**** MATERIALS PROVIDED ****
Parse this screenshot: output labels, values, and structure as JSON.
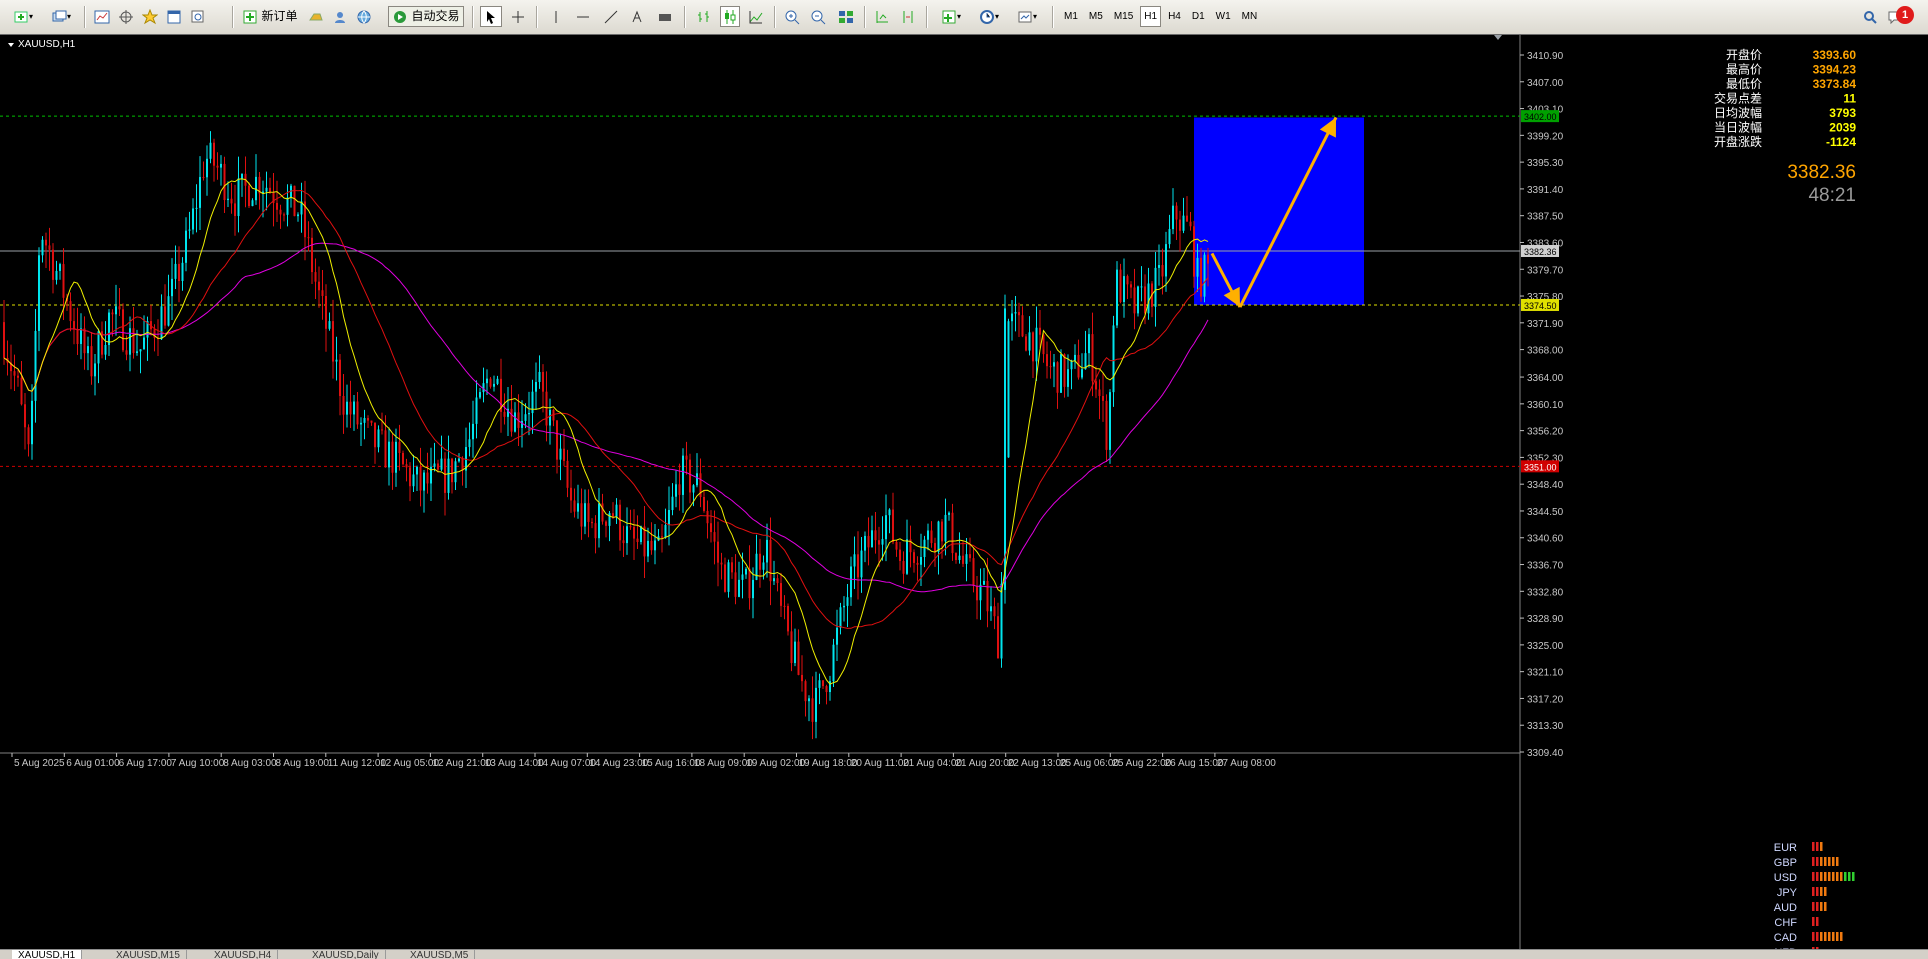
{
  "toolbar": {
    "new_order_label": "新订单",
    "autotrade_label": "自动交易",
    "timeframes": [
      "M1",
      "M5",
      "M15",
      "H1",
      "H4",
      "D1",
      "W1",
      "MN"
    ],
    "active_timeframe": "H1",
    "alert_badge": "1"
  },
  "chart": {
    "symbol_label": "XAUUSD,H1",
    "info_panel": [
      {
        "label": "开盘价",
        "value": "3393.60",
        "color": "#ffa500"
      },
      {
        "label": "最高价",
        "value": "3394.23",
        "color": "#ffa500"
      },
      {
        "label": "最低价",
        "value": "3373.84",
        "color": "#ffa500"
      },
      {
        "label": "交易点差",
        "value": "11",
        "color": "#ffff00"
      },
      {
        "label": "日均波幅",
        "value": "3793",
        "color": "#ffff00"
      },
      {
        "label": "当日波幅",
        "value": "2039",
        "color": "#ffff00"
      },
      {
        "label": "开盘涨跌",
        "value": "-1124",
        "color": "#ffff00"
      }
    ],
    "current_price": "3382.36",
    "countdown": "48:21",
    "price_axis": [
      "3410.90",
      "3407.00",
      "3403.10",
      "3399.20",
      "3395.30",
      "3391.40",
      "3387.50",
      "3383.60",
      "3379.70",
      "3375.80",
      "3371.90",
      "3368.00",
      "3364.00",
      "3360.10",
      "3356.20",
      "3352.30",
      "3348.40",
      "3344.50",
      "3340.60",
      "3336.70",
      "3332.80",
      "3328.90",
      "3325.00",
      "3321.10",
      "3317.20",
      "3313.30",
      "3309.40"
    ],
    "price_axis_labels": {
      "green_line": "3402.00",
      "current": "3382.36",
      "yellow_line": "3374.50",
      "red_line": "3351.00"
    },
    "time_axis": [
      "5 Aug 2025",
      "6 Aug 01:00",
      "6 Aug 17:00",
      "7 Aug 10:00",
      "8 Aug 03:00",
      "8 Aug 19:00",
      "11 Aug 12:00",
      "12 Aug 05:00",
      "12 Aug 21:00",
      "13 Aug 14:00",
      "14 Aug 07:00",
      "14 Aug 23:00",
      "15 Aug 16:00",
      "18 Aug 09:00",
      "19 Aug 02:00",
      "19 Aug 18:00",
      "20 Aug 11:00",
      "21 Aug 04:00",
      "21 Aug 20:00",
      "22 Aug 13:00",
      "25 Aug 06:00",
      "25 Aug 22:00",
      "26 Aug 15:00",
      "27 Aug 08:00"
    ],
    "currency_strength": [
      {
        "name": "EUR",
        "bars": 3
      },
      {
        "name": "GBP",
        "bars": 7
      },
      {
        "name": "USD",
        "bars": 11
      },
      {
        "name": "JPY",
        "bars": 4
      },
      {
        "name": "AUD",
        "bars": 4
      },
      {
        "name": "CHF",
        "bars": 2
      },
      {
        "name": "CAD",
        "bars": 8
      },
      {
        "name": "NZD",
        "bars": 2
      }
    ],
    "colors": {
      "bull": "#00e5ee",
      "bear": "#e01010",
      "ma_fast": "#f0f000",
      "ma_mid": "#e01010",
      "ma_slow": "#e000e0",
      "zone": "#0000ff",
      "arrow": "#ffb000"
    }
  },
  "bottom_tabs": [
    "XAUUSD,H1",
    "XAUUSD,M15",
    "XAUUSD,H4",
    "XAUUSD,Daily",
    "XAUUSD,M5"
  ]
}
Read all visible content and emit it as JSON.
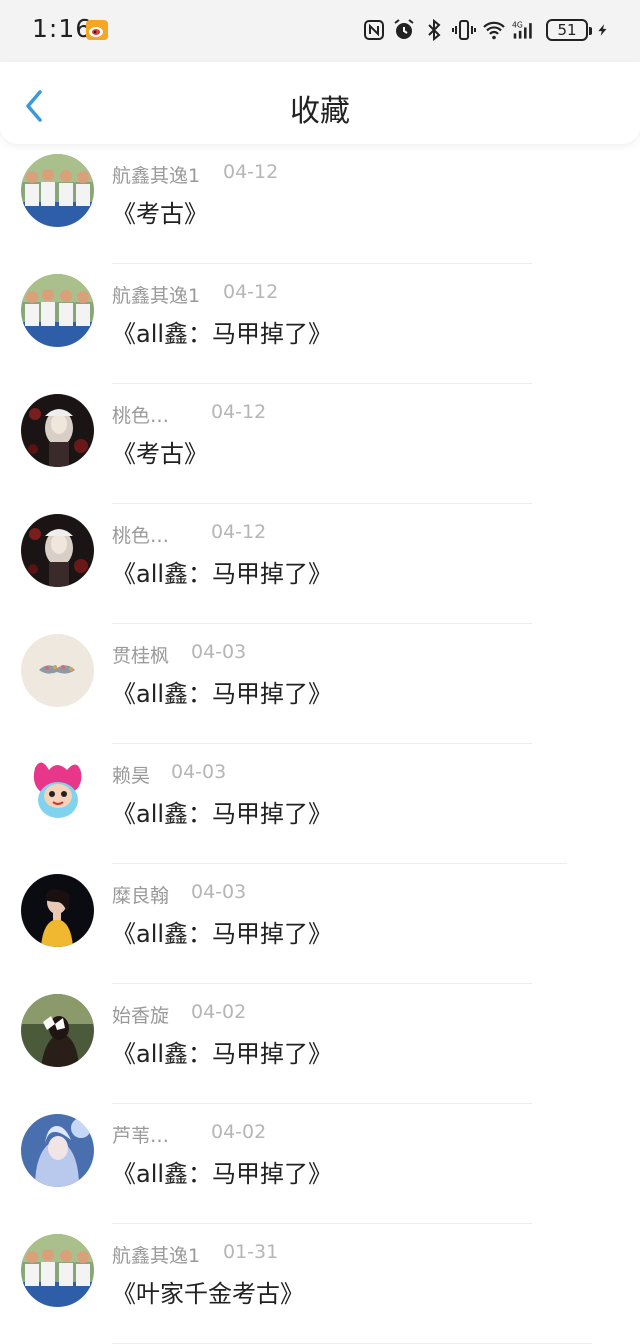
{
  "status_bar": {
    "time": "1:16",
    "battery": "51",
    "network": "4G"
  },
  "header": {
    "title": "收藏"
  },
  "items": [
    {
      "name": "航鑫其逸1",
      "date": "04-12",
      "work": "《考古》",
      "avatar": "group-photo"
    },
    {
      "name": "航鑫其逸1",
      "date": "04-12",
      "work": "《all鑫：马甲掉了》",
      "avatar": "group-photo"
    },
    {
      "name": "桃色…",
      "date": "04-12",
      "work": "《考古》",
      "avatar": "dark-portrait"
    },
    {
      "name": "桃色…",
      "date": "04-12",
      "work": "《all鑫：马甲掉了》",
      "avatar": "dark-portrait"
    },
    {
      "name": "贯桂枫",
      "date": "04-03",
      "work": "《all鑫：马甲掉了》",
      "avatar": "mustache"
    },
    {
      "name": "赖昊",
      "date": "04-03",
      "work": "《all鑫：马甲掉了》",
      "avatar": "cartoon"
    },
    {
      "name": "糜良翰",
      "date": "04-03",
      "work": "《all鑫：马甲掉了》",
      "avatar": "woman-yellow"
    },
    {
      "name": "始香旋",
      "date": "04-02",
      "work": "《all鑫：马甲掉了》",
      "avatar": "girl-bow"
    },
    {
      "name": "芦苇…",
      "date": "04-02",
      "work": "《all鑫：马甲掉了》",
      "avatar": "fantasy-blue"
    },
    {
      "name": "航鑫其逸1",
      "date": "01-31",
      "work": "《叶家千金考古》",
      "avatar": "group-photo"
    }
  ]
}
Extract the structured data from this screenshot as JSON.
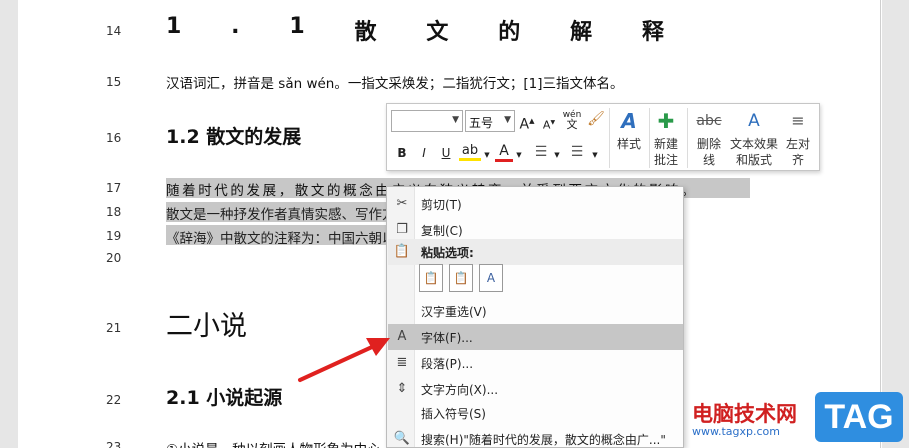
{
  "document": {
    "lines": [
      {
        "num": "14",
        "text_parts": [
          "1",
          ".",
          "1",
          "散",
          "文",
          "的",
          "解",
          "释"
        ]
      },
      {
        "num": "15",
        "text": "汉语词汇，拼音是 sǎn wén。一指文采焕发；二指犹行文；[1]三指文体名。"
      },
      {
        "num": "16",
        "text": "1.2 散文的发展"
      },
      {
        "num": "17",
        "text": "随着时代的发展，散文的概念由广义向狭义转变，并受到西方文化的影响。"
      },
      {
        "num": "18",
        "text": "散文是一种抒发作者真情实感、写作方式灵活的记叙类文学体裁。散文"
      },
      {
        "num": "19",
        "text": "《辞海》中散文的注释为：中国六朝以来，为区别韵文与骈文，把凡不押韵、不重排"
      },
      {
        "num": "20",
        "text": ""
      },
      {
        "num": "21",
        "text": "二小说"
      },
      {
        "num": "22",
        "text": "2.1 小说起源"
      },
      {
        "num": "23",
        "text": "①小说是一种以刻画人物形象为中心，通过完整的故事情节和环境描写来反映社会"
      }
    ]
  },
  "mini_toolbar": {
    "font_name": "",
    "font_size": "五号",
    "grow_font": "A",
    "shrink_font": "A",
    "phonetic": "wén",
    "bold": "B",
    "italic": "I",
    "underline": "U",
    "styles_label": "样式",
    "new_comment_label": "新建\n批注",
    "delete_label": "删除\n线",
    "text_effect_label": "文本效果\n和版式",
    "align_left_label": "左对\n齐",
    "delete_icon_text": "abc"
  },
  "context_menu": {
    "items": [
      {
        "label": "剪切(T)",
        "icon": "scissors-icon"
      },
      {
        "label": "复制(C)",
        "icon": "copy-icon"
      },
      {
        "label": "粘贴选项:",
        "icon": "paste-icon"
      },
      {
        "label": "汉字重选(V)",
        "icon": ""
      },
      {
        "label": "字体(F)...",
        "icon": "font-icon"
      },
      {
        "label": "段落(P)...",
        "icon": "paragraph-icon"
      },
      {
        "label": "文字方向(X)...",
        "icon": "text-direction-icon"
      },
      {
        "label": "插入符号(S)",
        "icon": ""
      },
      {
        "label": "搜索(H)\"随着时代的发展，散文的概念由广...\"",
        "icon": "search-icon"
      }
    ],
    "paste_option_glyph": "A",
    "font_icon_glyph": "A"
  },
  "watermark": {
    "site_name": "电脑技术网",
    "url": "www.tagxp.com",
    "badge": "TAG"
  },
  "colors": {
    "selection": "#c7c7c7",
    "menu_highlight": "#c6c6c6",
    "arrow": "#e0211f",
    "accent_blue": "#2f6fbd"
  }
}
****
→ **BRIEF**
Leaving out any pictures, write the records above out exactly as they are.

→ **WRITTEN RESPONSE**
Parse this screenshot: output labels, values, and structure as JSON.
{
  "toolbar": {
    "new_order_label": "新订单",
    "autotrade_label": "自动交易",
    "timeframes": [
      "M1",
      "M5",
      "M15",
      "H1",
      "H4",
      "D1",
      "W1",
      "MN"
    ],
    "active_timeframe": "H1",
    "alert_badge": "1"
  },
  "chart": {
    "symbol_label": "XAUUSD,H1",
    "info_panel": [
      {
        "label": "开盘价",
        "value": "3393.60",
        "color": "#ffa500"
      },
      {
        "label": "最高价",
        "value": "3394.23",
        "color": "#ffa500"
      },
      {
        "label": "最低价",
        "value": "3373.84",
        "color": "#ffa500"
      },
      {
        "label": "交易点差",
        "value": "11",
        "color": "#ffff00"
      },
      {
        "label": "日均波幅",
        "value": "3793",
        "color": "#ffff00"
      },
      {
        "label": "当日波幅",
        "value": "2039",
        "color": "#ffff00"
      },
      {
        "label": "开盘涨跌",
        "value": "-1124",
        "color": "#ffff00"
      }
    ],
    "current_price": "3382.36",
    "countdown": "48:21",
    "price_axis": [
      "3410.90",
      "3407.00",
      "3403.10",
      "3399.20",
      "3395.30",
      "3391.40",
      "3387.50",
      "3383.60",
      "3379.70",
      "3375.80",
      "3371.90",
      "3368.00",
      "3364.00",
      "3360.10",
      "3356.20",
      "3352.30",
      "3348.40",
      "3344.50",
      "3340.60",
      "3336.70",
      "3332.80",
      "3328.90",
      "3325.00",
      "3321.10",
      "3317.20",
      "3313.30",
      "3309.40"
    ],
    "price_axis_labels": {
      "green_line": "3402.00",
      "current": "3382.36",
      "yellow_line": "3374.50",
      "red_line": "3351.00"
    },
    "time_axis": [
      "5 Aug 2025",
      "6 Aug 01:00",
      "6 Aug 17:00",
      "7 Aug 10:00",
      "8 Aug 03:00",
      "8 Aug 19:00",
      "11 Aug 12:00",
      "12 Aug 05:00",
      "12 Aug 21:00",
      "13 Aug 14:00",
      "14 Aug 07:00",
      "14 Aug 23:00",
      "15 Aug 16:00",
      "18 Aug 09:00",
      "19 Aug 02:00",
      "19 Aug 18:00",
      "20 Aug 11:00",
      "21 Aug 04:00",
      "21 Aug 20:00",
      "22 Aug 13:00",
      "25 Aug 06:00",
      "25 Aug 22:00",
      "26 Aug 15:00",
      "27 Aug 08:00"
    ],
    "currency_strength": [
      {
        "name": "EUR",
        "bars": 3
      },
      {
        "name": "GBP",
        "bars": 7
      },
      {
        "name": "USD",
        "bars": 11
      },
      {
        "name": "JPY",
        "bars": 4
      },
      {
        "name": "AUD",
        "bars": 4
      },
      {
        "name": "CHF",
        "bars": 2
      },
      {
        "name": "CAD",
        "bars": 8
      },
      {
        "name": "NZD",
        "bars": 2
      }
    ],
    "colors": {
      "bull": "#00e5ee",
      "bear": "#e01010",
      "ma_fast": "#f0f000",
      "ma_mid": "#e01010",
      "ma_slow": "#e000e0",
      "zone": "#0000ff",
      "arrow": "#ffb000"
    }
  },
  "bottom_tabs": [
    "XAUUSD,H1",
    "XAUUSD,M15",
    "XAUUSD,H4",
    "XAUUSD,Daily",
    "XAUUSD,M5"
  ]
}
Read all visible content and emit it as JSON.
{
  "status_bar": {
    "time": "1:16",
    "battery": "51",
    "network": "4G"
  },
  "header": {
    "title": "收藏"
  },
  "items": [
    {
      "name": "航鑫其逸1",
      "date": "04-12",
      "work": "《考古》",
      "avatar": "group-photo"
    },
    {
      "name": "航鑫其逸1",
      "date": "04-12",
      "work": "《all鑫：马甲掉了》",
      "avatar": "group-photo"
    },
    {
      "name": "桃色…",
      "date": "04-12",
      "work": "《考古》",
      "avatar": "dark-portrait"
    },
    {
      "name": "桃色…",
      "date": "04-12",
      "work": "《all鑫：马甲掉了》",
      "avatar": "dark-portrait"
    },
    {
      "name": "贯桂枫",
      "date": "04-03",
      "work": "《all鑫：马甲掉了》",
      "avatar": "mustache"
    },
    {
      "name": "赖昊",
      "date": "04-03",
      "work": "《all鑫：马甲掉了》",
      "avatar": "cartoon"
    },
    {
      "name": "糜良翰",
      "date": "04-03",
      "work": "《all鑫：马甲掉了》",
      "avatar": "woman-yellow"
    },
    {
      "name": "始香旋",
      "date": "04-02",
      "work": "《all鑫：马甲掉了》",
      "avatar": "girl-bow"
    },
    {
      "name": "芦苇…",
      "date": "04-02",
      "work": "《all鑫：马甲掉了》",
      "avatar": "fantasy-blue"
    },
    {
      "name": "航鑫其逸1",
      "date": "01-31",
      "work": "《叶家千金考古》",
      "avatar": "group-photo"
    }
  ]
}
Extract the structured data from this screenshot as JSON.
{
  "document": {
    "lines": [
      {
        "num": "14",
        "text_parts": [
          "1",
          ".",
          "1",
          "散",
          "文",
          "的",
          "解",
          "释"
        ]
      },
      {
        "num": "15",
        "text": "汉语词汇，拼音是 sǎn wén。一指文采焕发；二指犹行文；[1]三指文体名。"
      },
      {
        "num": "16",
        "text": "1.2 散文的发展"
      },
      {
        "num": "17",
        "text": "随着时代的发展，散文的概念由广义向狭义转变，并受到西方文化的影响。"
      },
      {
        "num": "18",
        "text": "散文是一种抒发作者真情实感、写作方式灵活的记叙类文学体裁。散文"
      },
      {
        "num": "19",
        "text": "《辞海》中散文的注释为：中国六朝以来，为区别韵文与骈文，把凡不押韵、不重排"
      },
      {
        "num": "20",
        "text": ""
      },
      {
        "num": "21",
        "text": "二小说"
      },
      {
        "num": "22",
        "text": "2.1 小说起源"
      },
      {
        "num": "23",
        "text": "①小说是一种以刻画人物形象为中心，通过完整的故事情节和环境描写来反映社会"
      }
    ]
  },
  "mini_toolbar": {
    "font_name": "",
    "font_size": "五号",
    "grow_font": "A",
    "shrink_font": "A",
    "phonetic": "wén",
    "bold": "B",
    "italic": "I",
    "underline": "U",
    "styles_label": "样式",
    "new_comment_label": "新建\n批注",
    "delete_label": "删除\n线",
    "text_effect_label": "文本效果\n和版式",
    "align_left_label": "左对\n齐",
    "delete_icon_text": "abc"
  },
  "context_menu": {
    "items": [
      {
        "label": "剪切(T)",
        "icon": "scissors-icon"
      },
      {
        "label": "复制(C)",
        "icon": "copy-icon"
      },
      {
        "label": "粘贴选项:",
        "icon": "paste-icon"
      },
      {
        "label": "汉字重选(V)",
        "icon": ""
      },
      {
        "label": "字体(F)...",
        "icon": "font-icon"
      },
      {
        "label": "段落(P)...",
        "icon": "paragraph-icon"
      },
      {
        "label": "文字方向(X)...",
        "icon": "text-direction-icon"
      },
      {
        "label": "插入符号(S)",
        "icon": ""
      },
      {
        "label": "搜索(H)\"随着时代的发展，散文的概念由广...\"",
        "icon": "search-icon"
      }
    ],
    "paste_option_glyph": "A",
    "font_icon_glyph": "A"
  },
  "watermark": {
    "site_name": "电脑技术网",
    "url": "www.tagxp.com",
    "badge": "TAG"
  },
  "colors": {
    "selection": "#c7c7c7",
    "menu_highlight": "#c6c6c6",
    "arrow": "#e0211f",
    "accent_blue": "#2f6fbd"
  }
}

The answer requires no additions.